I’m always trying to minimize my accounts. The feeling of having all of my financial accounts well organized and on cruise control is a relief to me, and I aim to keep these in balance. When a new account enters my radar with a benefit – perhaps a reward for use in the first few months – I weigh that against how much work it’ll be for me to do it, and how much it’ll complicate my accounts.
I thoroughly enjoyed a number of other posts describing where people were putting their money and decided to do the same!
List of Accounts
First off, you’ll notice I don’t have all that many accounts. Excluding Mrs. Minafi’s accounts, I have:
- 2 Sources of Income (green)
- 4 Bank Accounts (blue)
- 6 Investment Accounts (purple)
- 5 Credit Cards (red)
- 1 Mortgage (red)
Let’s dive a bit into these.
I’ll level with you — this blog is too new to make any money. I’m also fortunate enough to be working a job I love that I’ve been at for almost 7 years. A few years ago I came to the realization that this could be the last job I ever work at, and something in me changed at that realization. I wanted to make things better there and wanted to enjoy time and enjoy being with people more. It’s the same feeling as when you’re moving away and you want to take in as much of a city as possible. I have no plans to leave – and whenever that happens (5 years? 10 years? sooner?) I’ll know I enjoyed my time there.
Mrs. Minafi and I were married earlier this year (after 11 years together) and one of the first financial things we did was open a shared Simple account. I love the way these work. I have my own personal Simple account, as does the Mrs. I can’t see what’s in her account, and she can’t see what’s in mine. We can transfer from our accounts to the joint, or vice-versa instantly.
I don’t trust Paypal. I’ve heard too many stories of peoples bank accounts being frozen by scammers complaining to Ebay and them taking their side. Because of that, I’ve separated Paypal from my “real” account with my old Bank of America account. I keep this one around to have an in person bank. It’s helpful for cashing physical currency, writing checks and a few other things like no-fee ATMs. It’s easy to transfer money between this and Simple.
The fact that my company 401k and my default credit card both show up under the same account is pretty awesome. The Fidelity Visa Rewards Card gives 1% cash back when you spend and 1% cash back when you pay off the balance. This card has an international fee when using it in foreign countries, but the cash back more than covers it. Every month or two the cash back will be automatically deposited into a cash position in the Fidelity Rewards accounts. Every few months I transfer this to Simple.

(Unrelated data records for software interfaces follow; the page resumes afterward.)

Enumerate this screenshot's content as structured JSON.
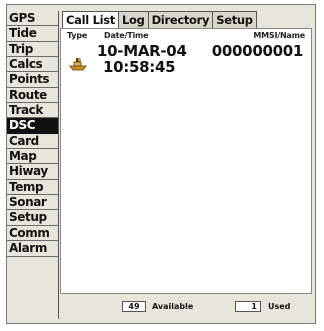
{
  "sidebar": {
    "items": [
      {
        "label": "GPS"
      },
      {
        "label": "Tide"
      },
      {
        "label": "Trip"
      },
      {
        "label": "Calcs"
      },
      {
        "label": "Points"
      },
      {
        "label": "Route"
      },
      {
        "label": "Track"
      },
      {
        "label": "DSC"
      },
      {
        "label": "Card"
      },
      {
        "label": "Map"
      },
      {
        "label": "Hiway"
      },
      {
        "label": "Temp"
      },
      {
        "label": "Sonar"
      },
      {
        "label": "Setup"
      },
      {
        "label": "Comm"
      },
      {
        "label": "Alarm"
      }
    ],
    "active": "DSC"
  },
  "tabs": [
    {
      "label": "Call List"
    },
    {
      "label": "Log"
    },
    {
      "label": "Directory"
    },
    {
      "label": "Setup"
    }
  ],
  "table": {
    "headers": {
      "type": "Type",
      "datetime": "Date/Time",
      "mmsi": "MMSI/Name"
    },
    "rows": [
      {
        "icon": "boat-icon",
        "date": "10-MAR-04",
        "time": "10:58:45",
        "mmsi": "000000001"
      }
    ]
  },
  "footer": {
    "available_count": "49",
    "available_label": "Available",
    "used_count": "1",
    "used_label": "Used"
  },
  "colors": {
    "background": "#e8e6da",
    "active_item": "#111111",
    "content": "#ffffff",
    "boat_icon": "#d9a441"
  }
}
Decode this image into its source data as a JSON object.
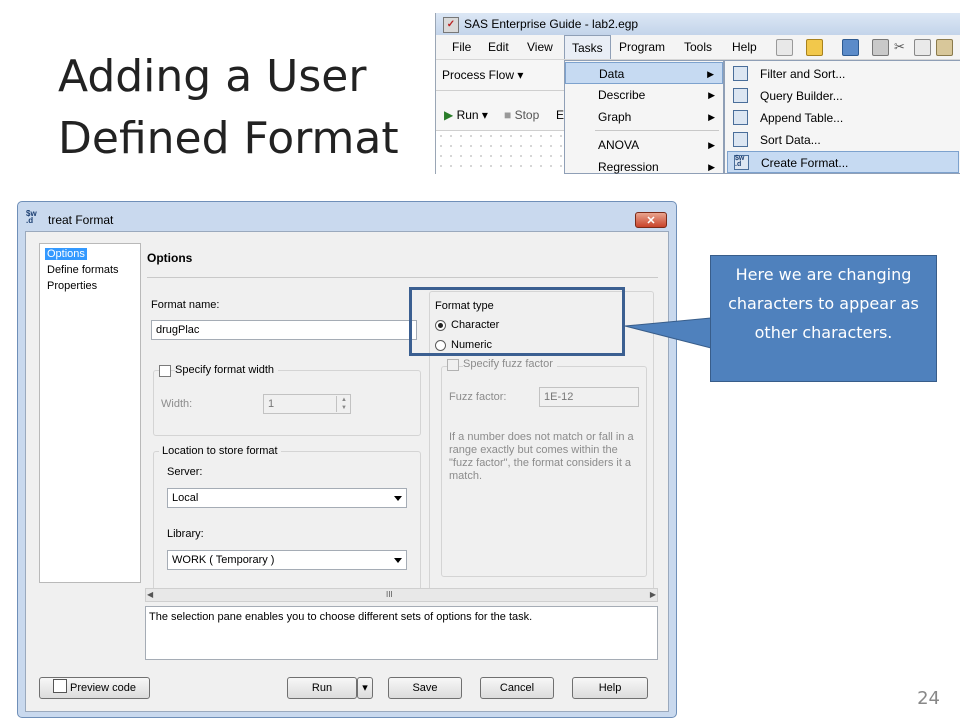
{
  "slide": {
    "title_line1": "Adding a User",
    "title_line2": "Defined Format",
    "page_number": "24"
  },
  "eg": {
    "window_title": "SAS Enterprise Guide - lab2.egp",
    "menus": [
      "File",
      "Edit",
      "View",
      "Tasks",
      "Program",
      "Tools",
      "Help"
    ],
    "process_flow": "Process Flow",
    "run": "Run",
    "stop": "Stop",
    "cut_letter": "E",
    "tasks_menu": [
      {
        "label": "Data",
        "selected": true
      },
      {
        "label": "Describe"
      },
      {
        "label": "Graph"
      },
      {
        "label": "ANOVA"
      },
      {
        "label": "Regression"
      }
    ],
    "data_submenu": [
      {
        "label": "Filter and Sort...",
        "icon": "filter-sort-icon"
      },
      {
        "label": "Query Builder...",
        "icon": "query-builder-icon"
      },
      {
        "label": "Append Table...",
        "icon": "append-table-icon"
      },
      {
        "label": "Sort Data...",
        "icon": "sort-data-icon"
      },
      {
        "label": "Create Format...",
        "icon": "create-format-icon",
        "selected": true
      }
    ]
  },
  "dialog": {
    "title": "treat Format",
    "icon_text": "$w.d",
    "nav": [
      {
        "label": "Options",
        "selected": true
      },
      {
        "label": "Define formats"
      },
      {
        "label": "Properties"
      }
    ],
    "pane_title": "Options",
    "format_name_label": "Format name:",
    "format_name_value": "drugPlac",
    "format_type": {
      "legend": "Format type",
      "options": [
        {
          "label": "Character",
          "checked": true
        },
        {
          "label": "Numeric",
          "checked": false
        }
      ]
    },
    "width_group": {
      "checkbox_label": "Specify format width",
      "width_label": "Width:",
      "width_value": "1"
    },
    "fuzz_group": {
      "checkbox_label": "Specify fuzz factor",
      "fuzz_label": "Fuzz factor:",
      "fuzz_value": "1E-12",
      "note": "If a number does not match or fall in a range exactly but comes within the \"fuzz factor\", the format considers it a match."
    },
    "location": {
      "legend": "Location to store format",
      "server_label": "Server:",
      "server_value": "Local",
      "library_label": "Library:",
      "library_value": "WORK ( Temporary )"
    },
    "scroll_grip": "III",
    "description": "The selection pane enables you to choose different sets of options for the task.",
    "buttons": {
      "preview": "Preview code",
      "run": "Run",
      "save": "Save",
      "cancel": "Cancel",
      "help": "Help"
    }
  },
  "callout": {
    "text": "Here we are changing characters to appear as other characters."
  },
  "colors": {
    "callout_fill": "#4f81bd",
    "highlight_border": "#3b5f91",
    "selection_blue": "#3399ff",
    "menu_highlight": "#c6daf2"
  }
}
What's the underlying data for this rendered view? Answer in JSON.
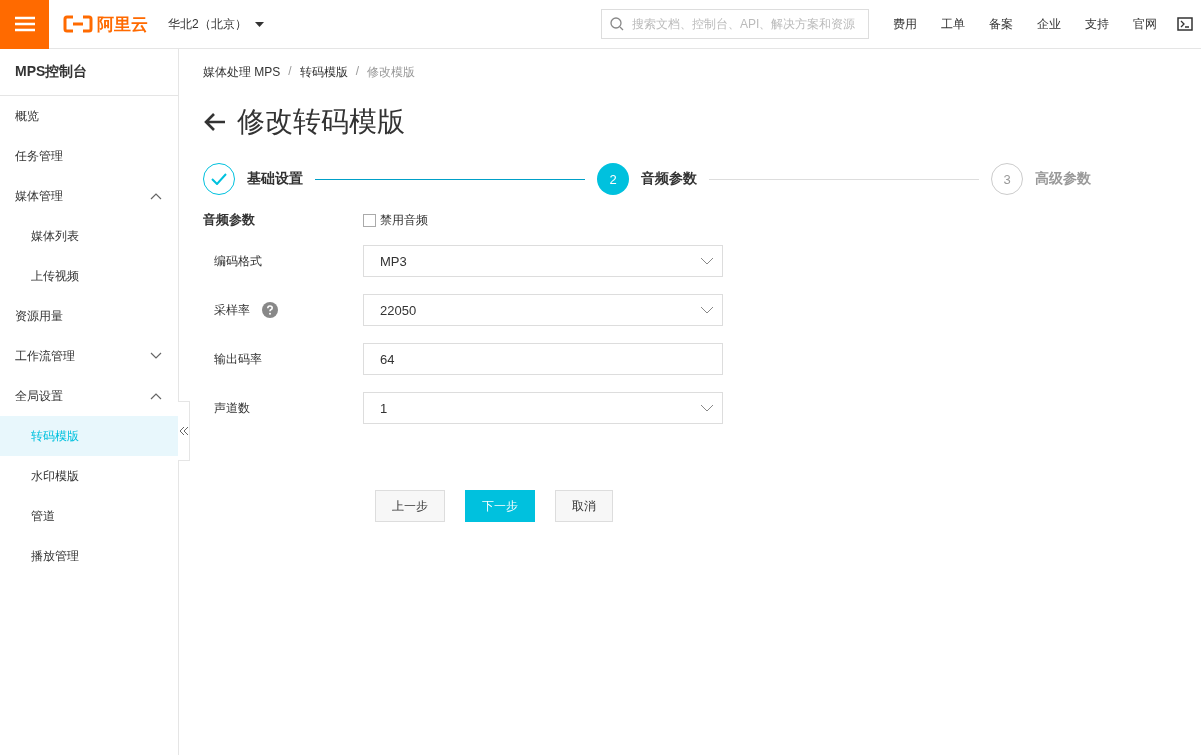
{
  "header": {
    "logo": "阿里云",
    "region": "华北2（北京）",
    "search": {
      "placeholder": "搜索文档、控制台、API、解决方案和资源"
    },
    "links": [
      "费用",
      "工单",
      "备案",
      "企业",
      "支持",
      "官网"
    ]
  },
  "sidebar": {
    "title": "MPS控制台",
    "items": [
      {
        "label": "概览",
        "selected": false
      },
      {
        "label": "任务管理",
        "selected": false
      },
      {
        "label": "媒体管理",
        "selected": false,
        "expanded": true,
        "children": [
          {
            "label": "媒体列表",
            "selected": false
          },
          {
            "label": "上传视频",
            "selected": false
          }
        ]
      },
      {
        "label": "资源用量",
        "selected": false
      },
      {
        "label": "工作流管理",
        "selected": false,
        "expanded": false
      },
      {
        "label": "全局设置",
        "selected": false,
        "expanded": true,
        "children": [
          {
            "label": "转码模版",
            "selected": true
          },
          {
            "label": "水印模版",
            "selected": false
          },
          {
            "label": "管道",
            "selected": false
          },
          {
            "label": "播放管理",
            "selected": false
          }
        ]
      }
    ]
  },
  "breadcrumb": {
    "separator": "/",
    "items": [
      "媒体处理 MPS",
      "转码模版",
      "修改模版"
    ]
  },
  "page_title": "修改转码模版",
  "steps": [
    {
      "label": "基础设置",
      "kind": "done"
    },
    {
      "label": "音频参数",
      "kind": "active",
      "number": "2"
    },
    {
      "label": "高级参数",
      "kind": "pending",
      "number": "3"
    }
  ],
  "section": {
    "title": "音频参数",
    "checkbox": {
      "label": "禁用音频",
      "checked": false
    }
  },
  "fields": [
    {
      "label": "编码格式",
      "kind": "select",
      "value": "MP3",
      "help": false
    },
    {
      "label": "采样率",
      "kind": "select",
      "value": "22050",
      "help": true
    },
    {
      "label": "输出码率",
      "kind": "input",
      "value": "64",
      "help": false
    },
    {
      "label": "声道数",
      "kind": "select",
      "value": "1",
      "help": false
    }
  ],
  "buttons": [
    {
      "label": "上一步",
      "kind": "default"
    },
    {
      "label": "下一步",
      "kind": "primary"
    },
    {
      "label": "取消",
      "kind": "default"
    }
  ]
}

Vanugard is the workhorse of my investment accounts and where 92%+ lives. I love Vanguard, and use them for my IRA (currently at $0), Roth IRA and brokerage. I’m phasing out the brokerage account here now in favor of opening a joint brokerage with Mrs. Minafi. For now, we’re accumulating cash with the intention of opening that up after some larger expenses that might come up later this year. Once those are dealt with, we’ll open the joint Vanguard account.
I already mentioned the Fidelity Visa, which is the default card for all payments I make. I have 2 old Bank of America cards I keep around for credit score purposes, and an Amazon Store Card which gives 5% off all Amazon purchases. I recently picked up a new American Express but dropped the ball on using it in the first 3 months. I prefer to not focus on churning and instead get cards that I’ll plan on using from then on out that have no fees. Either that or getting the card with a specific vacation in mind — that way I’m motivated to use it.
My 30yr mortgage has roughly 28 years left. I’ve been paying more than the minimum on this one though, with the intention of paying it off in 7 years. That seemed to be just about the right amount per month when I did the math. When I ran the idea of paying off my mortgage through the Personal Capital retirement planner, I was able to get a slight boost when paying it off in this way.
There’s a bunch of things that I’m not including on here because I just don’t have them. Anything related to kids, auto loan, HSA, FSA – all not in the cards. This does keep the chart relatively simple at least!
What about you? What does your money map look like?